Gameplay & gameplay comparison with Atari/Commodore M.U.L.E.
Subtrade is quite similar to the original M.U.L.E. So, I will only briefly outline the general gameplay and focus on the differences. Like M.U.L.E. it is about four colonists trying to build an economy on the planet IRATA. A game consists of twelve turns. Each turn consists of four phases: a land grant (and possibly land auctions), a development turn, a production phase and trading of the goods. Some goods are needed to run your production, others are predominantly used for making money. While the development phase is played individually, all other phases are played simultaneously by the players. The richest player at the end of the twelfth turn is the winner.

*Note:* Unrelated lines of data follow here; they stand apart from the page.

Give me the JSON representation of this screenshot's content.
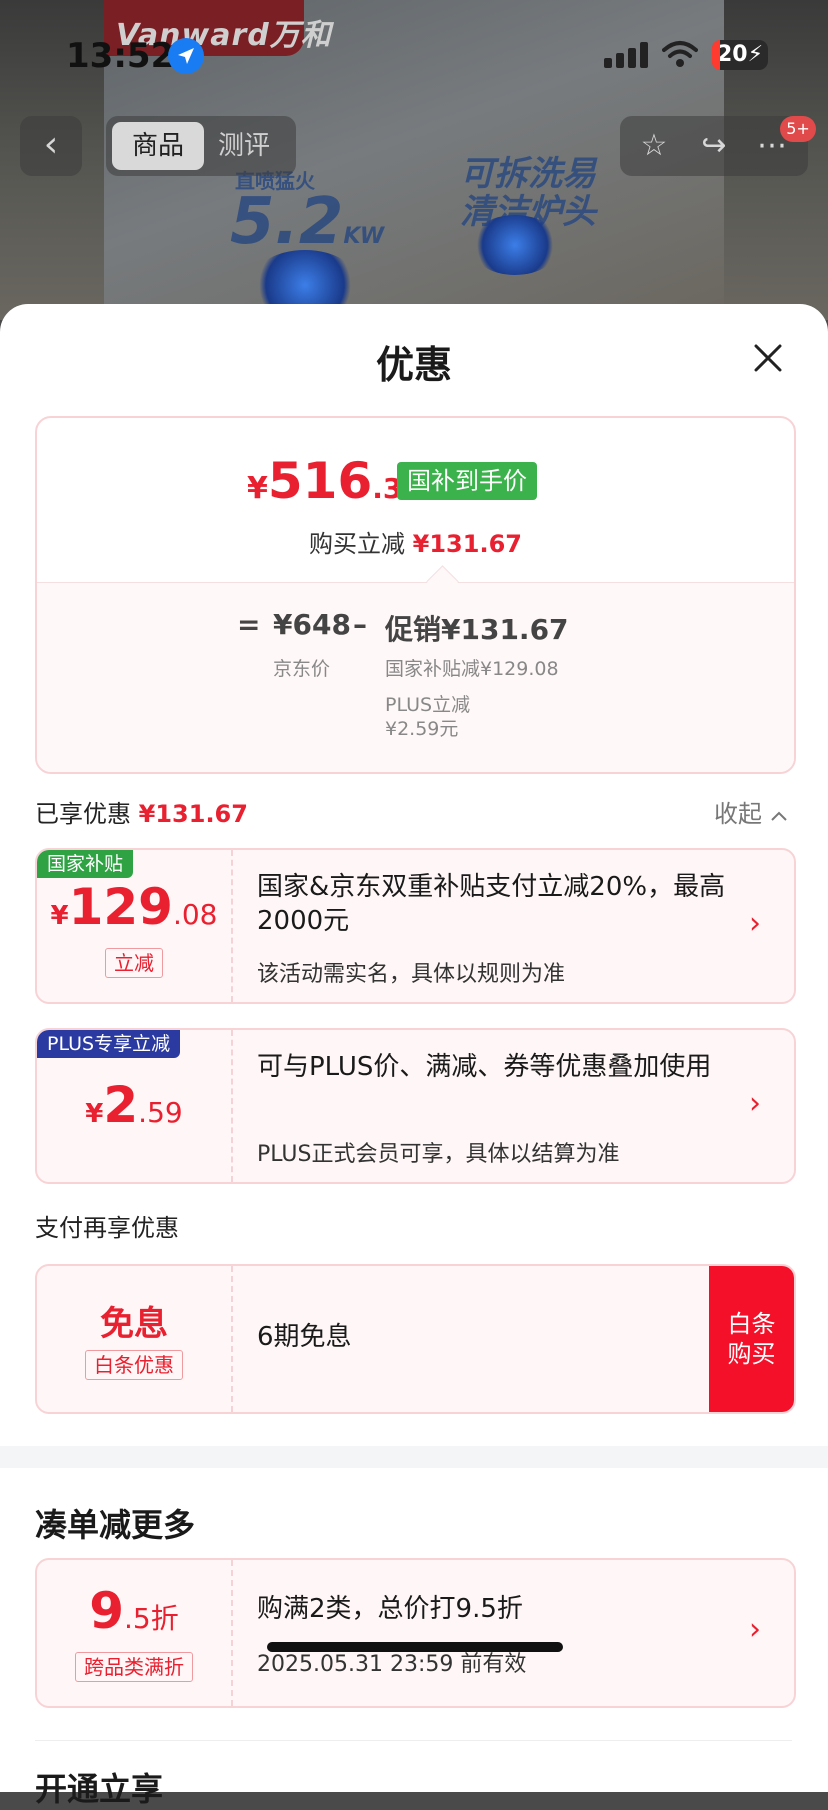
{
  "status_bar": {
    "time": "13:52",
    "battery": "20"
  },
  "background": {
    "brand": "Vanward万和",
    "promo_power": "5.2",
    "promo_power_unit": "KW",
    "promo_power_label": "直喷猛火",
    "promo_clean": "可拆洗易清洁炉头"
  },
  "nav": {
    "tabs": [
      {
        "label": "商品",
        "active": true
      },
      {
        "label": "测评",
        "active": false
      }
    ],
    "badge": "5+"
  },
  "sheet": {
    "title": "优惠",
    "price_card": {
      "final_currency": "¥",
      "final_int": "516",
      "final_dec": ".33",
      "final_tag": "国补到手价",
      "reduce_label": "购买立减",
      "reduce_amount": "¥131.67",
      "formula_eq": "=",
      "jd_price": "¥648",
      "jd_price_label": "京东价",
      "minus": "–",
      "promo_total": "促销¥131.67",
      "promo_items": [
        "国家补贴减¥129.08",
        "PLUS立减",
        "¥2.59元"
      ]
    },
    "enjoyed": {
      "label": "已享优惠",
      "amount": "¥131.67",
      "collapse": "收起"
    },
    "coupons": [
      {
        "tag": "国家补贴",
        "tag_color": "#2fa244",
        "currency": "¥",
        "int": "129",
        "dec": ".08",
        "sub": "立减",
        "title": "国家&京东双重补贴支付立减20%，最高2000元",
        "desc": "该活动需实名，具体以规则为准"
      },
      {
        "tag": "PLUS专享立减",
        "tag_color": "#2a3aa0",
        "currency": "¥",
        "int": "2",
        "dec": ".59",
        "title": "可与PLUS价、满减、券等优惠叠加使用",
        "desc": "PLUS正式会员可享，具体以结算为准"
      }
    ],
    "pay_section": {
      "label": "支付再享优惠",
      "card": {
        "big": "免息",
        "sub": "白条优惠",
        "title": "6期免息",
        "button": "白条购买"
      }
    },
    "combine_section": {
      "title": "凑单减更多",
      "card": {
        "int": "9",
        "dec": ".5折",
        "sub": "跨品类满折",
        "title": "购满2类，总价打9.5折",
        "desc": "2025.05.31 23:59 前有效"
      }
    },
    "next_section_title": "开通立享"
  },
  "colors": {
    "accent_red": "#e8202f",
    "green_tag": "#3bb24b",
    "baitiao_red": "#f5102a"
  }
}
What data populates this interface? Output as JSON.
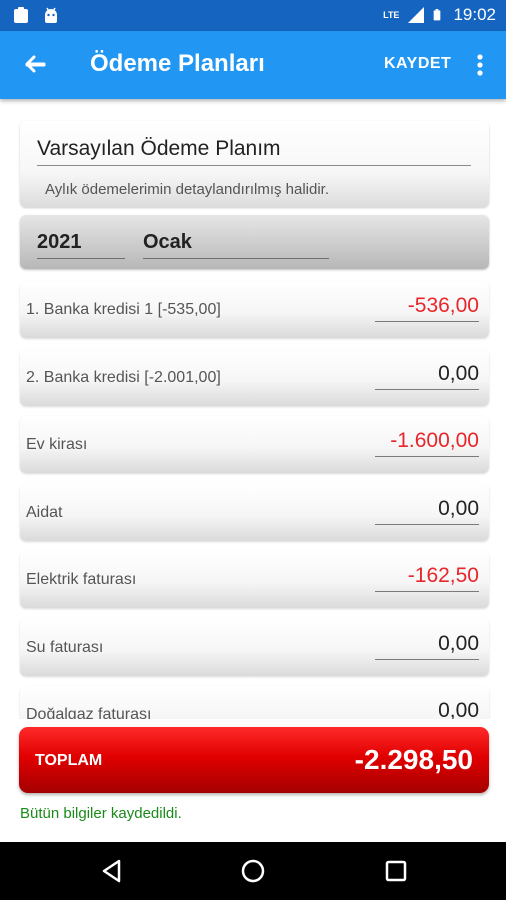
{
  "status_bar": {
    "time": "19:02",
    "network_label": "LTE",
    "left_icons": [
      "notification-clipboard-icon",
      "android-icon"
    ],
    "right_icons": [
      "signal-icon",
      "battery-icon"
    ]
  },
  "app_bar": {
    "title": "Ödeme Planları",
    "save_label": "KAYDET",
    "back_icon": "arrow-left-icon",
    "more_icon": "more-vert-icon",
    "color": "#2196f3"
  },
  "plan": {
    "name": "Varsayılan Ödeme Planım",
    "description": "Aylık ödemelerimin detaylandırılmış halidir."
  },
  "period": {
    "year": "2021",
    "month": "Ocak"
  },
  "payments": [
    {
      "label": "1. Banka kredisi 1 [-535,00]",
      "amount": "-536,00",
      "negative": true
    },
    {
      "label": "2. Banka kredisi [-2.001,00]",
      "amount": "0,00",
      "negative": false
    },
    {
      "label": "Ev kirası",
      "amount": "-1.600,00",
      "negative": true
    },
    {
      "label": "Aidat",
      "amount": "0,00",
      "negative": false
    },
    {
      "label": "Elektrik faturası",
      "amount": "-162,50",
      "negative": true
    },
    {
      "label": "Su faturası",
      "amount": "0,00",
      "negative": false
    },
    {
      "label": "Doğalgaz faturası",
      "amount": "0,00",
      "negative": false
    }
  ],
  "total": {
    "label": "TOPLAM",
    "value": "-2.298,50",
    "color": "#e10000"
  },
  "status_message": "Bütün bilgiler kaydedildi.",
  "colors": {
    "negative_amount": "#e8262b",
    "success_text": "#1a8a1a"
  }
}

The first notable difference to M.U.L.E. is the background story given at the beginning of the game. It is about four space travellers involuntarily crashing on IRATA and having to build an economy to survive. IRATA‘s look has also changed in comparison to M.U.L.E., it is now completely covered with water and the predominant colour is blue. So, the palyers end up having to build an underwater economy. Both changes are completely marginal to the gameplay.

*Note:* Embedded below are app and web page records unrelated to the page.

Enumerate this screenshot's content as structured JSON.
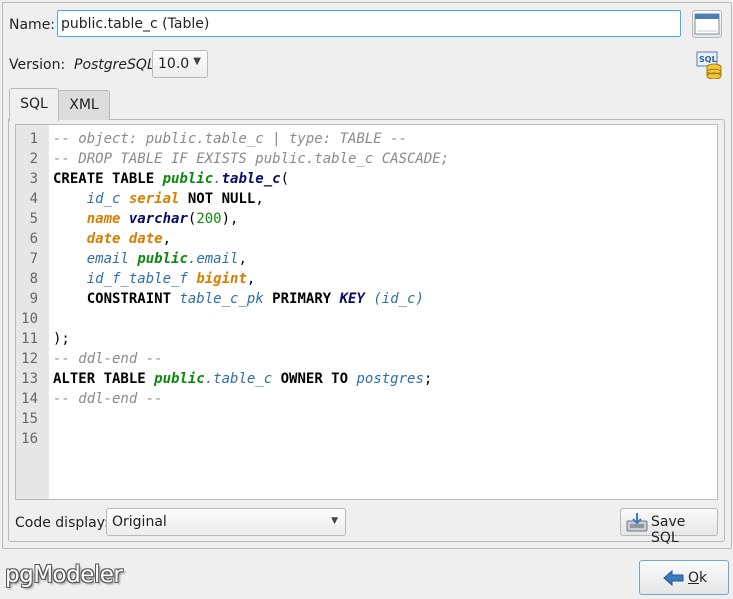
{
  "form": {
    "name_label": "Name:",
    "name_value": "public.table_c (Table)",
    "version_label": "Version:",
    "version_db": "PostgreSQL",
    "version_value": "10.0"
  },
  "tabs": [
    {
      "label": "SQL",
      "active": true
    },
    {
      "label": "XML",
      "active": false
    }
  ],
  "code_lines": [
    {
      "n": "1",
      "tokens": [
        {
          "t": "-- object: public.table_c | type: TABLE --",
          "c": "t-comment"
        }
      ]
    },
    {
      "n": "2",
      "tokens": [
        {
          "t": "-- DROP TABLE IF EXISTS public.table_c CASCADE;",
          "c": "t-comment"
        }
      ]
    },
    {
      "n": "3",
      "tokens": [
        {
          "t": "CREATE TABLE ",
          "c": "t-kw"
        },
        {
          "t": "public",
          "c": "t-schema"
        },
        {
          "t": ".",
          "c": "t-dot"
        },
        {
          "t": "table_c",
          "c": "t-table"
        },
        {
          "t": "(",
          "c": "t-plain"
        }
      ]
    },
    {
      "n": "4",
      "tokens": [
        {
          "t": "    ",
          "c": "t-plain"
        },
        {
          "t": "id_c",
          "c": "t-ident"
        },
        {
          "t": " ",
          "c": "t-plain"
        },
        {
          "t": "serial",
          "c": "t-type"
        },
        {
          "t": " NOT NULL",
          "c": "t-kw"
        },
        {
          "t": ",",
          "c": "t-plain"
        }
      ]
    },
    {
      "n": "5",
      "tokens": [
        {
          "t": "    ",
          "c": "t-plain"
        },
        {
          "t": "name",
          "c": "t-type"
        },
        {
          "t": " ",
          "c": "t-plain"
        },
        {
          "t": "varchar",
          "c": "t-type2"
        },
        {
          "t": "(",
          "c": "t-plain"
        },
        {
          "t": "200",
          "c": "t-num"
        },
        {
          "t": "),",
          "c": "t-plain"
        }
      ]
    },
    {
      "n": "6",
      "tokens": [
        {
          "t": "    ",
          "c": "t-plain"
        },
        {
          "t": "date",
          "c": "t-type"
        },
        {
          "t": " ",
          "c": "t-plain"
        },
        {
          "t": "date",
          "c": "t-type"
        },
        {
          "t": ",",
          "c": "t-plain"
        }
      ]
    },
    {
      "n": "7",
      "tokens": [
        {
          "t": "    ",
          "c": "t-plain"
        },
        {
          "t": "email",
          "c": "t-ident"
        },
        {
          "t": " ",
          "c": "t-plain"
        },
        {
          "t": "public",
          "c": "t-schema"
        },
        {
          "t": ".email",
          "c": "t-dot"
        },
        {
          "t": ",",
          "c": "t-plain"
        }
      ]
    },
    {
      "n": "8",
      "tokens": [
        {
          "t": "    ",
          "c": "t-plain"
        },
        {
          "t": "id_f_table_f",
          "c": "t-ident"
        },
        {
          "t": " ",
          "c": "t-plain"
        },
        {
          "t": "bigint",
          "c": "t-type"
        },
        {
          "t": ",",
          "c": "t-plain"
        }
      ]
    },
    {
      "n": "9",
      "tokens": [
        {
          "t": "    ",
          "c": "t-plain"
        },
        {
          "t": "CONSTRAINT",
          "c": "t-kw"
        },
        {
          "t": " ",
          "c": "t-plain"
        },
        {
          "t": "table_c_pk",
          "c": "t-ident"
        },
        {
          "t": " PRIMARY ",
          "c": "t-kw"
        },
        {
          "t": "KEY",
          "c": "t-navy"
        },
        {
          "t": " ",
          "c": "t-plain"
        },
        {
          "t": "(id_c)",
          "c": "t-ident"
        }
      ]
    },
    {
      "n": "10",
      "tokens": []
    },
    {
      "n": "11",
      "tokens": [
        {
          "t": ");",
          "c": "t-plain"
        }
      ]
    },
    {
      "n": "12",
      "tokens": [
        {
          "t": "-- ddl-end --",
          "c": "t-comment"
        }
      ]
    },
    {
      "n": "13",
      "tokens": [
        {
          "t": "ALTER TABLE ",
          "c": "t-kw"
        },
        {
          "t": "public",
          "c": "t-schema"
        },
        {
          "t": ".table_c",
          "c": "t-dot"
        },
        {
          "t": " OWNER TO ",
          "c": "t-kw"
        },
        {
          "t": "postgres",
          "c": "t-owner"
        },
        {
          "t": ";",
          "c": "t-plain"
        }
      ]
    },
    {
      "n": "14",
      "tokens": [
        {
          "t": "-- ddl-end --",
          "c": "t-comment"
        }
      ]
    },
    {
      "n": "15",
      "tokens": []
    },
    {
      "n": "16",
      "tokens": []
    }
  ],
  "bottom": {
    "code_display_label": "Code display:",
    "code_display_value": "Original",
    "save_sql_label": "Save SQL"
  },
  "footer": {
    "logo_text": "pgModeler",
    "ok_label": "Ok",
    "ok_underline_index": 0
  },
  "colors": {
    "accent": "#3daee9",
    "comment": "#8a8a8a",
    "schema": "#0a8a0a",
    "type": "#d67f00",
    "identifier": "#2d6fa8"
  }
}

Due to the underwater setting, the items have partially changed their names: Food is now Fish and Crystite becomes Pearls. Ore and Energy keep their names. The labour elements (M.U.L.E.s) are now mechanical turtles, but they operate exactly the same. Instead of the mountain wampus you have a fish called Wanda to catch for extra money.
The most significant change in gameplay is a fifth choice of how to outfit the labour element. You can directly produce Turtles on coral reefs for yourself. This is a very interesting twist as it provides the colonists with the option to hold back ore while still being able to crop their claims with new labour elements. These private turtles can also be sold for a good price to the store.

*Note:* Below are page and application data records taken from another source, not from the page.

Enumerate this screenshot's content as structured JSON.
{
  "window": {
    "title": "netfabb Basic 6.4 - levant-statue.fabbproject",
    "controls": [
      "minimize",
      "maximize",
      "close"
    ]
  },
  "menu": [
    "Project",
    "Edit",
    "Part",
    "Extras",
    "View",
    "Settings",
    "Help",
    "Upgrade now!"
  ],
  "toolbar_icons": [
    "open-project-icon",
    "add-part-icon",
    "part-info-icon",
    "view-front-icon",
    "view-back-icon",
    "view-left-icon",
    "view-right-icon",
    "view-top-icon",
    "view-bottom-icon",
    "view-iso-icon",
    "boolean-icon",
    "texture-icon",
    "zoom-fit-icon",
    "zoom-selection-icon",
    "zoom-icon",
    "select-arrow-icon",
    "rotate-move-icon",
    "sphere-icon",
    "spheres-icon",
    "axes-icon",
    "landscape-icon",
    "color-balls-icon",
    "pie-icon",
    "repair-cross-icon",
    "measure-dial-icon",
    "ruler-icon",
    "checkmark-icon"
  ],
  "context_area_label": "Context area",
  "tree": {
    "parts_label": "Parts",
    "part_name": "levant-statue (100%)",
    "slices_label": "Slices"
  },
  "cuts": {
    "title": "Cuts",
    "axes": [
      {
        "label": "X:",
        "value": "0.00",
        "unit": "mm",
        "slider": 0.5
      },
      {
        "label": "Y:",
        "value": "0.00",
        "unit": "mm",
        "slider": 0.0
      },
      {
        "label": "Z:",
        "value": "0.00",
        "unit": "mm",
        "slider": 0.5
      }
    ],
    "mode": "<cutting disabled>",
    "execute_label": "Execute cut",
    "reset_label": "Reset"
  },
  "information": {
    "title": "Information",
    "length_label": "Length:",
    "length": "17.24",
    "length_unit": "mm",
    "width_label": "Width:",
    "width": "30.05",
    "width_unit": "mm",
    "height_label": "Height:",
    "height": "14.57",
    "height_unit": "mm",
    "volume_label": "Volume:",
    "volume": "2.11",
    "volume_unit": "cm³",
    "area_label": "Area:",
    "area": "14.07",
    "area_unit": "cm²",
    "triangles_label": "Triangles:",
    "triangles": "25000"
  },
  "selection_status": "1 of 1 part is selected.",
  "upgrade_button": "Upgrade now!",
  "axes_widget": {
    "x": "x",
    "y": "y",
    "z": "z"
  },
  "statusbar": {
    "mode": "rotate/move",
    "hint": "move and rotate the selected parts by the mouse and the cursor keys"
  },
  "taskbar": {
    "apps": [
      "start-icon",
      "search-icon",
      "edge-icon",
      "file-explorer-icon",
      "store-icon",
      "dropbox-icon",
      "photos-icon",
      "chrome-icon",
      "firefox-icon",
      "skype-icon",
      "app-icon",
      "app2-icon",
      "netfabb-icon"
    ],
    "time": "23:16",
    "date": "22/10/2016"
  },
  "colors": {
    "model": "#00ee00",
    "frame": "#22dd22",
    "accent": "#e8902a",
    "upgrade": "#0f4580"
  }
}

There is a little change in the production and price mechanisms. Fish and energy are needed in higher quantities making them generally more valuable and a more viable choice for making money. However, prices are more volatile and more susceptible to player‘s action, thus harder to predict. For instance, the store’s energy price moves up swiftly if the demand is high. M.U.L.E. classicists may need to reconsider their strategies here.
Other changes are the content of messages and events. They have been adapted to the underwater context. Still, they widely do the same as in M.U.L.E., adding bonuses or maluses to the production or your supplies.
A rather little relevant difference comes with the game options. For each player, it is possible to choose extra money or more trade items for the first turn. Usually, this bonus is completely worn off after a few turns.
Despite these differences it is very easy to get a grip on the game for anybody knowing M.U.L.E.
Subtrade was fairly well received by the German press but did not perform too well at sales. Interest in Amiga games was already waning in 1993, and I suppose the DOS version came too late for a typical retrogame to perform.
The fish to be caught in Subtrade (instead of the mountain wampus) is called Wanda in reminiscence of the movie of the same name. Only in the MS-DOS version, there is a second, slightly darker fish called the “wrong fish” that cost you a fine if you catch it instead of Wanda.
Downloads, Galleries and Hyperlinks
- PC version: https://www.abandonwaredos.com/
- Amiga version: https://www.planetemu.net/roms/commodore-amiga-games-adf
Box art gallery:
For more technical information about the versions of Subtrade in comparison to M.U.L.E. see